When can SAP notes help you?

 

  • You’re considering whether to upgrade your system to a newer version and you want to know what issues affect that version. Look up the SAP Notes for the product so you can plan and work around them quickly and efficiently.
  • You recently upgraded your system and you suddenly see an error message you’ve never seen before. Search for SAP Notes with that error message text to find out how to get around the issue.
  • You’re stuck on a particular task and you’re not sure what to do next. Look at the SAP Notes for the product – it’s possible that one of the notes details something missing from the documentation that can help you work around the issue.
  • You’re looking for sizing information - dynamic tiering, for example, has an SAP Note that summarizes current sizing recommendations.

 

Where can you find SAP notes?

  1. Go to the Support Portal.
  2. Select Knowledge Base & Incidents in the top menu, then SAP Note & Knowledge Base Article Search.
  3. Click the Launch the SAP Note and KBA search button.
  4. Enter the product name in the Search Term field to find all notes for that product.

 

dt_search_screen.JPG

 

OR, if you know the number of the note you’re looking for, simply type it in the Number field in the top right corner.

 

TIP: Dynamic tiering has a central SAP Note for each release that lists all notes associated with that product version. For example, if you want to find the central note for the SPS 11 release, search for "dynamic tiering” and look for the note titled “SAP HANA Dynamic Tiering SPS 11 Release Note.”

 

dt_master_note.JPG

 

You can also find SAP Notes on the Help Portal

 

The Help Portal has a direct link to the current release’s central SAP Note. To find the central SAP Note for dynamic tiering:

  1. Go to the SAP HANA Dynamic Tiering documentation on the Help Portal.
  2. You can find a link to the central SAP Note for the release under the What’s New – Release Notes section. This note has direct links to all issues actively impacting this product version.

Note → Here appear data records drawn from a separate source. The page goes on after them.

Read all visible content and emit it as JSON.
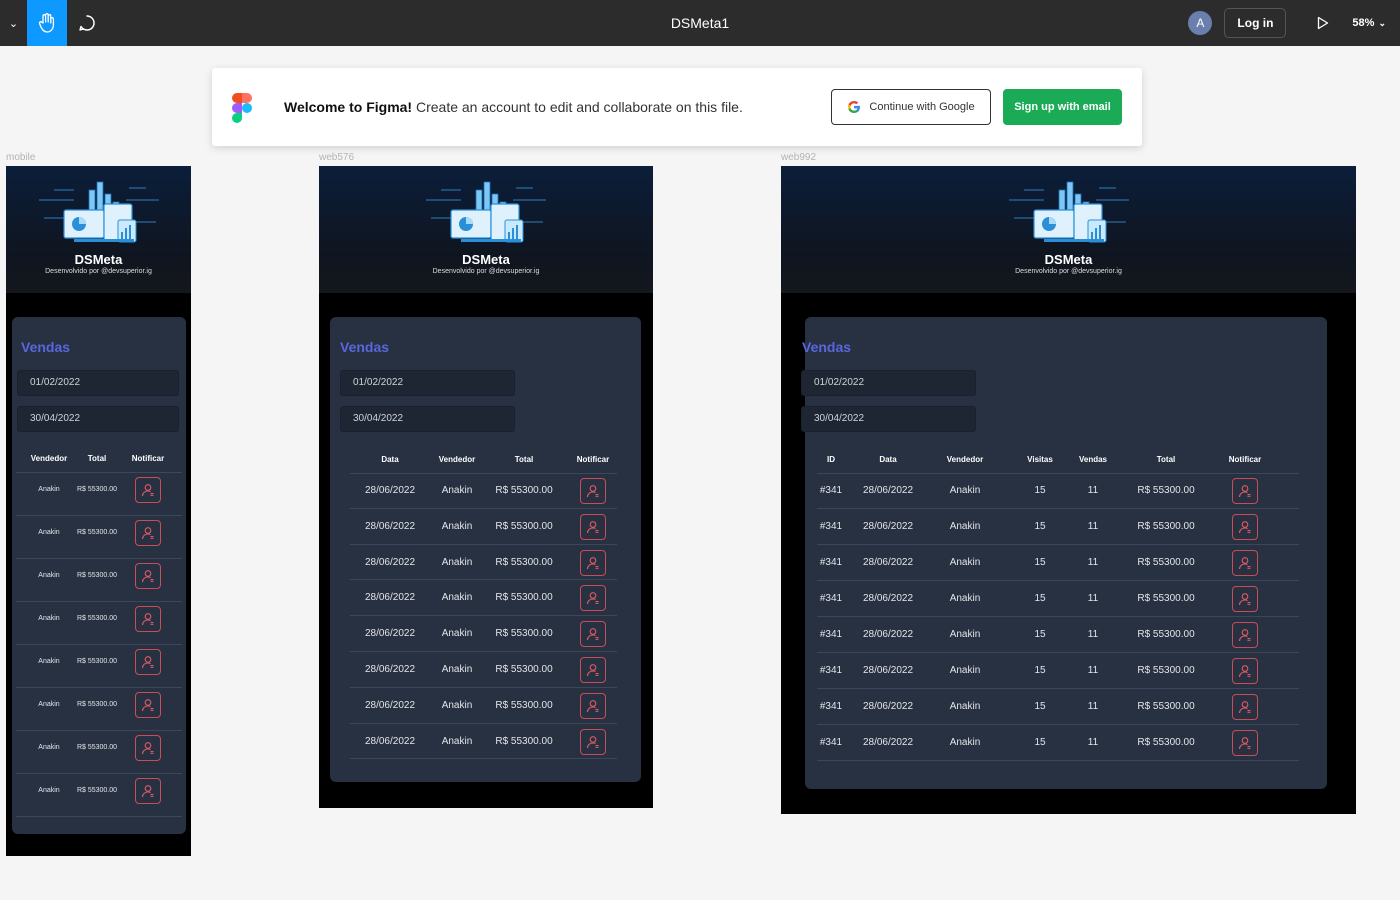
{
  "toolbar": {
    "title": "DSMeta1",
    "avatar_letter": "A",
    "login_label": "Log in",
    "zoom": "58%"
  },
  "banner": {
    "welcome_bold": "Welcome to Figma!",
    "welcome_text": " Create an account to edit and collaborate on this file.",
    "google_label": "Continue with Google",
    "email_label": "Sign up with email"
  },
  "frames": {
    "mobile": {
      "label": "mobile"
    },
    "web576": {
      "label": "web576"
    },
    "web992": {
      "label": "web992"
    }
  },
  "app": {
    "brand": "DSMeta",
    "developer": "Desenvolvido por @devsuperior.ig",
    "section_title": "Vendas",
    "date_min": "01/02/2022",
    "date_max": "30/04/2022",
    "headers": {
      "id": "ID",
      "date": "Data",
      "seller": "Vendedor",
      "visits": "Visitas",
      "deals": "Vendas",
      "amount": "Total",
      "notify": "Notificar"
    }
  },
  "sales": [
    {
      "id": "#341",
      "date": "28/06/2022",
      "seller": "Anakin",
      "visits": "15",
      "deals": "11",
      "amount": "R$ 55300.00"
    },
    {
      "id": "#341",
      "date": "28/06/2022",
      "seller": "Anakin",
      "visits": "15",
      "deals": "11",
      "amount": "R$ 55300.00"
    },
    {
      "id": "#341",
      "date": "28/06/2022",
      "seller": "Anakin",
      "visits": "15",
      "deals": "11",
      "amount": "R$ 55300.00"
    },
    {
      "id": "#341",
      "date": "28/06/2022",
      "seller": "Anakin",
      "visits": "15",
      "deals": "11",
      "amount": "R$ 55300.00"
    },
    {
      "id": "#341",
      "date": "28/06/2022",
      "seller": "Anakin",
      "visits": "15",
      "deals": "11",
      "amount": "R$ 55300.00"
    },
    {
      "id": "#341",
      "date": "28/06/2022",
      "seller": "Anakin",
      "visits": "15",
      "deals": "11",
      "amount": "R$ 55300.00"
    },
    {
      "id": "#341",
      "date": "28/06/2022",
      "seller": "Anakin",
      "visits": "15",
      "deals": "11",
      "amount": "R$ 55300.00"
    },
    {
      "id": "#341",
      "date": "28/06/2022",
      "seller": "Anakin",
      "visits": "15",
      "deals": "11",
      "amount": "R$ 55300.00"
    }
  ],
  "colors": {
    "accent": "#0d99ff",
    "signup": "#1bab56",
    "card": "#283142",
    "title": "#5867dd",
    "notify": "#c94d56"
  }
}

For example, for SAP HANA dynamic tiering SPS 11, the central note is http://service.sap.com/sap/support/notes/2194442.

 

Did you know that…?

 

Once an issue is resolved in a particular version, the SAP Note is archived and is no longer publicly available through that version’s central SAP Note?

 

What has your experience been with SAP Notes?

 

Have you had issues finding them? Do you find the content helpful or do you think it could be improved in some way? Feel free to post any comments or feedback regarding smart data streaming SAP Notes.

 

[Writer's Note: Thanks to Claudia Gosav, who wrote the original version of the post for Smart Data Streaming and granted permission for me to adapt and rebrand it.]

Actions

Filter Blog

By author:
By date:
By tag: